[Problem details] Your response should consist of the records below, repeated exactly.

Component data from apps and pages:
********

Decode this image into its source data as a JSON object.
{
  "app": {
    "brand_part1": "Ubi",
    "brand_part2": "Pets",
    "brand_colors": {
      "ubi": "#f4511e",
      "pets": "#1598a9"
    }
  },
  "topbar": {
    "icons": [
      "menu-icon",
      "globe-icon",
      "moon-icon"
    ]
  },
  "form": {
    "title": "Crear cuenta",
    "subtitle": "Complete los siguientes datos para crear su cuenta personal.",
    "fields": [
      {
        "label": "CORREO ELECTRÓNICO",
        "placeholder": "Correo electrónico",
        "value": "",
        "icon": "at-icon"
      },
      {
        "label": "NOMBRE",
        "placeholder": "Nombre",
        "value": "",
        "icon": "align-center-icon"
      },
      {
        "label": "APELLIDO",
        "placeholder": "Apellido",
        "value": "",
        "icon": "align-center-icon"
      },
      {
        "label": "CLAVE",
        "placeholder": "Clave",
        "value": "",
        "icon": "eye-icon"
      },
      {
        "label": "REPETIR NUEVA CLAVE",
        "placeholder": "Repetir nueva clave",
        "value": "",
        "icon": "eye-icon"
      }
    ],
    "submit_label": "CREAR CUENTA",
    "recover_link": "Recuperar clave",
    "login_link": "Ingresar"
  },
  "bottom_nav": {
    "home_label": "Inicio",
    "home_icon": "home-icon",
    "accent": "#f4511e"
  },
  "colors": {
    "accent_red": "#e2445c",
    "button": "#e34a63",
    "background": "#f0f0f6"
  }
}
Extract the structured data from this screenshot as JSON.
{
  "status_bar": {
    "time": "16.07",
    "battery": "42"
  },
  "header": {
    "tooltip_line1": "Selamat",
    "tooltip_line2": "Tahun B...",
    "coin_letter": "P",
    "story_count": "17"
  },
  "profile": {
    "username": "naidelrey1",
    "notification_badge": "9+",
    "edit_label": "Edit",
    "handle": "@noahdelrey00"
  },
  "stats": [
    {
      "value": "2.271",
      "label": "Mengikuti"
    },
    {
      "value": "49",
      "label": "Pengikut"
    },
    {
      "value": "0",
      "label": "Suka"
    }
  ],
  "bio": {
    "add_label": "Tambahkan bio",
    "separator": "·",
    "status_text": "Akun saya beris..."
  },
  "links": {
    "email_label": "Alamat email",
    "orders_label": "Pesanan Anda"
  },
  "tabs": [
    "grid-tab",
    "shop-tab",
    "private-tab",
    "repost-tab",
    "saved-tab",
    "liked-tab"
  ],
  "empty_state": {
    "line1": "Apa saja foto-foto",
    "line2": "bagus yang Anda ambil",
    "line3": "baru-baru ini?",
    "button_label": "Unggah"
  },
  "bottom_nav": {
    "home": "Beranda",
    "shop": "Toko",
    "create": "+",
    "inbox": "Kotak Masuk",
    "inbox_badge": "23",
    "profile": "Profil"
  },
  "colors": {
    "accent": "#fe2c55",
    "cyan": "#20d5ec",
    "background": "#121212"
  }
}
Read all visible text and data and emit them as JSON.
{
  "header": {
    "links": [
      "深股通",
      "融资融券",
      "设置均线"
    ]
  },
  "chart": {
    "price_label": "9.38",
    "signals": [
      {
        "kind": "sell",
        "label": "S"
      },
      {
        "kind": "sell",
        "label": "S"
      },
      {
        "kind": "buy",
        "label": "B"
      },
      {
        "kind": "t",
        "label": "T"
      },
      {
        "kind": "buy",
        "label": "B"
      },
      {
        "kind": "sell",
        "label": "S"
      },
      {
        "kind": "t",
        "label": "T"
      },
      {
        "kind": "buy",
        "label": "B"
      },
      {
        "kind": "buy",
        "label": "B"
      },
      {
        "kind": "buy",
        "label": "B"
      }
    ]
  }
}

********

[Result of the task]
Decode this image into its source data as a JSON object.
{
  "app": {
    "brand_part1": "Ubi",
    "brand_part2": "Pets",
    "brand_colors": {
      "ubi": "#f4511e",
      "pets": "#1598a9"
    }
  },
  "topbar": {
    "icons": [
      "menu-icon",
      "globe-icon",
      "moon-icon"
    ]
  },
  "form": {
    "title": "Crear cuenta",
    "subtitle": "Complete los siguientes datos para crear su cuenta personal.",
    "fields": [
      {
        "label": "CORREO ELECTRÓNICO",
        "placeholder": "Correo electrónico",
        "value": "",
        "icon": "at-icon"
      },
      {
        "label": "NOMBRE",
        "placeholder": "Nombre",
        "value": "",
        "icon": "align-center-icon"
      },
      {
        "label": "APELLIDO",
        "placeholder": "Apellido",
        "value": "",
        "icon": "align-center-icon"
      },
      {
        "label": "CLAVE",
        "placeholder": "Clave",
        "value": "",
        "icon": "eye-icon"
      },
      {
        "label": "REPETIR NUEVA CLAVE",
        "placeholder": "Repetir nueva clave",
        "value": "",
        "icon": "eye-icon"
      }
    ],
    "submit_label": "CREAR CUENTA",
    "recover_link": "Recuperar clave",
    "login_link": "Ingresar"
  },
  "bottom_nav": {
    "home_label": "Inicio",
    "home_icon": "home-icon",
    "accent": "#f4511e"
  },
  "colors": {
    "accent_red": "#e2445c",
    "button": "#e34a63",
    "background": "#f0f0f6"
  }
}
Extract the structured data from this screenshot as JSON.
{
  "status_bar": {
    "time": "16.07",
    "battery": "42"
  },
  "header": {
    "tooltip_line1": "Selamat",
    "tooltip_line2": "Tahun B...",
    "coin_letter": "P",
    "story_count": "17"
  },
  "profile": {
    "username": "naidelrey1",
    "notification_badge": "9+",
    "edit_label": "Edit",
    "handle": "@noahdelrey00"
  },
  "stats": [
    {
      "value": "2.271",
      "label": "Mengikuti"
    },
    {
      "value": "49",
      "label": "Pengikut"
    },
    {
      "value": "0",
      "label": "Suka"
    }
  ],
  "bio": {
    "add_label": "Tambahkan bio",
    "separator": "·",
    "status_text": "Akun saya beris..."
  },
  "links": {
    "email_label": "Alamat email",
    "orders_label": "Pesanan Anda"
  },
  "tabs": [
    "grid-tab",
    "shop-tab",
    "private-tab",
    "repost-tab",
    "saved-tab",
    "liked-tab"
  ],
  "empty_state": {
    "line1": "Apa saja foto-foto",
    "line2": "bagus yang Anda ambil",
    "line3": "baru-baru ini?",
    "button_label": "Unggah"
  },
  "bottom_nav": {
    "home": "Beranda",
    "shop": "Toko",
    "create": "+",
    "inbox": "Kotak Masuk",
    "inbox_badge": "23",
    "profile": "Profil"
  },
  "colors": {
    "accent": "#fe2c55",
    "cyan": "#20d5ec",
    "background": "#121212"
  }
}
Read all visible text and data and emit them as JSON.
{
  "header": {
    "links": [
      "深股通",
      "融资融券",
      "设置均线"
    ]
  },
  "chart": {
    "price_label": "9.38",
    "signals": [
      {
        "kind": "sell",
        "label": "S"
      },
      {
        "kind": "sell",
        "label": "S"
      },
      {
        "kind": "buy",
        "label": "B"
      },
      {
        "kind": "t",
        "label": "T"
      },
      {
        "kind": "buy",
        "label": "B"
      },
      {
        "kind": "sell",
        "label": "S"
      },
      {
        "kind": "t",
        "label": "T"
      },
      {
        "kind": "buy",
        "label": "B"
      },
      {
        "kind": "buy",
        "label": "B"
      },
      {
        "kind": "buy",
        "label": "B"
      }
    ]
  }
}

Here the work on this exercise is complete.